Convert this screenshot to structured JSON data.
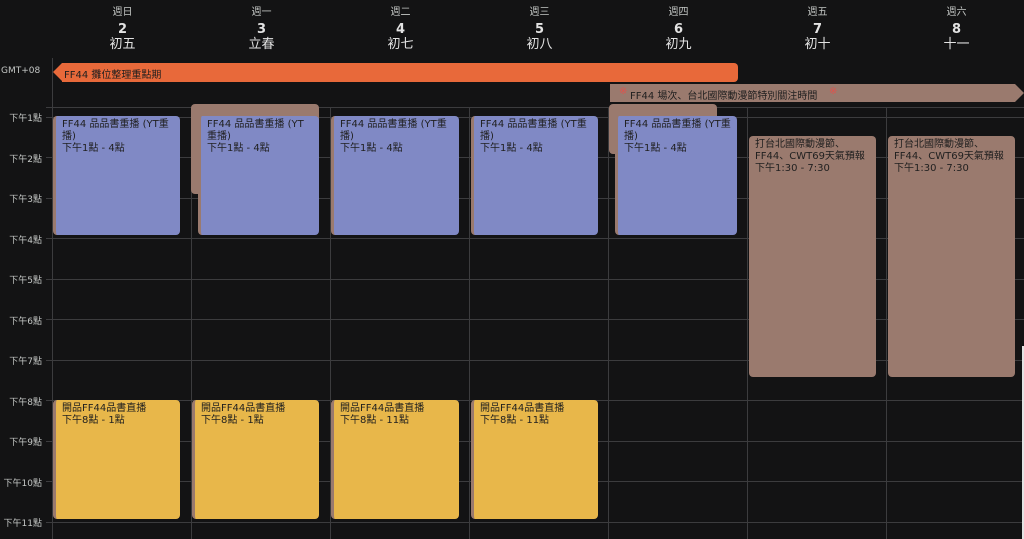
{
  "header": {
    "timezone": "GMT+08",
    "days": [
      {
        "dow": "週日",
        "date": "2",
        "lunar": "初五"
      },
      {
        "dow": "週一",
        "date": "3",
        "lunar": "立春"
      },
      {
        "dow": "週二",
        "date": "4",
        "lunar": "初七"
      },
      {
        "dow": "週三",
        "date": "5",
        "lunar": "初八"
      },
      {
        "dow": "週四",
        "date": "6",
        "lunar": "初九"
      },
      {
        "dow": "週五",
        "date": "7",
        "lunar": "初十"
      },
      {
        "dow": "週六",
        "date": "8",
        "lunar": "十一"
      }
    ]
  },
  "hours": [
    "下午1點",
    "下午2點",
    "下午3點",
    "下午4點",
    "下午5點",
    "下午6點",
    "下午7點",
    "下午8點",
    "下午9點",
    "下午10點",
    "下午11點"
  ],
  "allday": {
    "orange_title": "FF44 攤位整理重點期",
    "brown_title": "FF44 場次、台北國際動漫節特別關注時間",
    "brown_mark": "※"
  },
  "events": {
    "rerun_title": "FF44 品品書重播 (YT重播)",
    "rerun_time": "下午1點 - 4點",
    "live_title": "開品FF44品書直播",
    "live_time_1": "下午8點 - 1點",
    "live_time_2": "下午8點 - 11點",
    "comic_title": "打台北國際動漫節、FF44、CWT69天氣預報",
    "comic_time": "下午1:30 - 7:30"
  },
  "colors": {
    "orange": "#e8693a",
    "brown": "#9a7a6e",
    "purple": "#8089c5",
    "yellow": "#e8b74a",
    "background": "#131314"
  }
}
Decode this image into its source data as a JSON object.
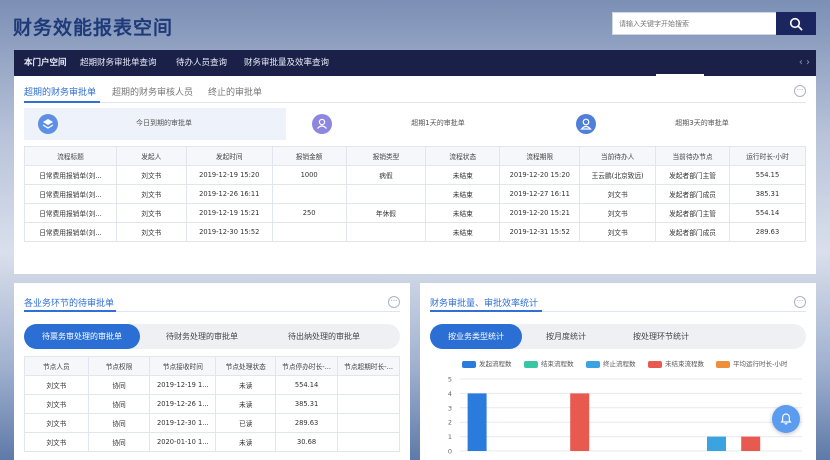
{
  "header": {
    "logo": "财务效能报表空间",
    "search_placeholder": "请输入关键字开始搜索",
    "search_icon": "search-icon"
  },
  "nav": {
    "items": [
      "本门户空间",
      "超期财务审批单查询",
      "待办人员查询",
      "财务审批量及效率查询"
    ],
    "active": 0,
    "arrows": "‹  ›"
  },
  "top": {
    "tabs": [
      "超期的财务审批单",
      "超期的财务审核人员",
      "终止的审批单"
    ],
    "active_tab": 0,
    "more": "···",
    "cards": [
      {
        "icon": "layers-icon",
        "label": "今日到期的审批单"
      },
      {
        "icon": "user-group-icon",
        "label": "超期1天的审批单"
      },
      {
        "icon": "user-icon",
        "label": "超期3天的审批单"
      }
    ],
    "table": {
      "headers": [
        "流程标题",
        "发起人",
        "发起时间",
        "报销金额",
        "报销类型",
        "流程状态",
        "流程期限",
        "当前待办人",
        "当前待办节点",
        "运行时长-小时"
      ],
      "rows": [
        [
          "日常费用报销单(刘...",
          "刘文书",
          "2019-12-19 15:20",
          "1000",
          "病假",
          "未结束",
          "2019-12-20 15:20",
          "王云鹏(北京致远)",
          "发起者部门主管",
          "554.15"
        ],
        [
          "日常费用报销单(刘...",
          "刘文书",
          "2019-12-26 16:11",
          "",
          "",
          "未结束",
          "2019-12-27 16:11",
          "刘文书",
          "发起者部门成员",
          "385.31"
        ],
        [
          "日常费用报销单(刘...",
          "刘文书",
          "2019-12-19 15:21",
          "250",
          "年休假",
          "未结束",
          "2019-12-20 15:21",
          "刘文书",
          "发起者部门主管",
          "554.14"
        ],
        [
          "日常费用报销单(刘...",
          "刘文书",
          "2019-12-30 15:52",
          "",
          "",
          "未结束",
          "2019-12-31 15:52",
          "刘文书",
          "发起者部门成员",
          "289.63"
        ]
      ]
    }
  },
  "left": {
    "title": "各业务环节的待审批单",
    "more": "···",
    "pills": [
      "待票务审处理的审批单",
      "待财务处理的审批单",
      "待出纳处理的审批单"
    ],
    "active_pill": 0,
    "table": {
      "headers": [
        "节点人员",
        "节点权限",
        "节点接收时间",
        "节点处理状态",
        "节点停办时长-...",
        "节点超期时长-..."
      ],
      "rows": [
        [
          "刘文书",
          "协同",
          "2019-12-19 1...",
          "未读",
          "554.14",
          ""
        ],
        [
          "刘文书",
          "协同",
          "2019-12-26 1...",
          "未读",
          "385.31",
          ""
        ],
        [
          "刘文书",
          "协同",
          "2019-12-30 1...",
          "已读",
          "289.63",
          ""
        ],
        [
          "刘文书",
          "协同",
          "2020-01-10 1...",
          "未读",
          "30.68",
          ""
        ]
      ]
    }
  },
  "right": {
    "title": "财务审批量、审批效率统计",
    "more": "···",
    "pills": [
      "按业务类型统计",
      "按月度统计",
      "按处理环节统计"
    ],
    "active_pill": 0,
    "bell_icon": "bell-icon"
  },
  "chart_data": {
    "type": "bar",
    "series": [
      {
        "name": "发起流程数",
        "color": "#2b7bdc",
        "values": [
          4,
          0
        ]
      },
      {
        "name": "结束流程数",
        "color": "#39c6a4",
        "values": [
          0,
          0
        ]
      },
      {
        "name": "终止流程数",
        "color": "#3aa3e0",
        "values": [
          0,
          1
        ]
      },
      {
        "name": "未结束流程数",
        "color": "#e85a4f",
        "values": [
          4,
          1
        ]
      },
      {
        "name": "平均运行时长-小时",
        "color": "#ef8e3a",
        "values": [
          0,
          0
        ]
      }
    ],
    "y_ticks": [
      "0",
      "1",
      "2",
      "3",
      "4",
      "5"
    ],
    "ylim": [
      0,
      5
    ],
    "legend": "top"
  }
}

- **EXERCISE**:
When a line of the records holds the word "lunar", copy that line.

- **REPLY**:
        "lunar": "初五"
        "lunar": "立春"
        "lunar": "初七"
        "lunar": "初八"
        "lunar": "初九"
        "lunar": "初十"
        "lunar": "十一"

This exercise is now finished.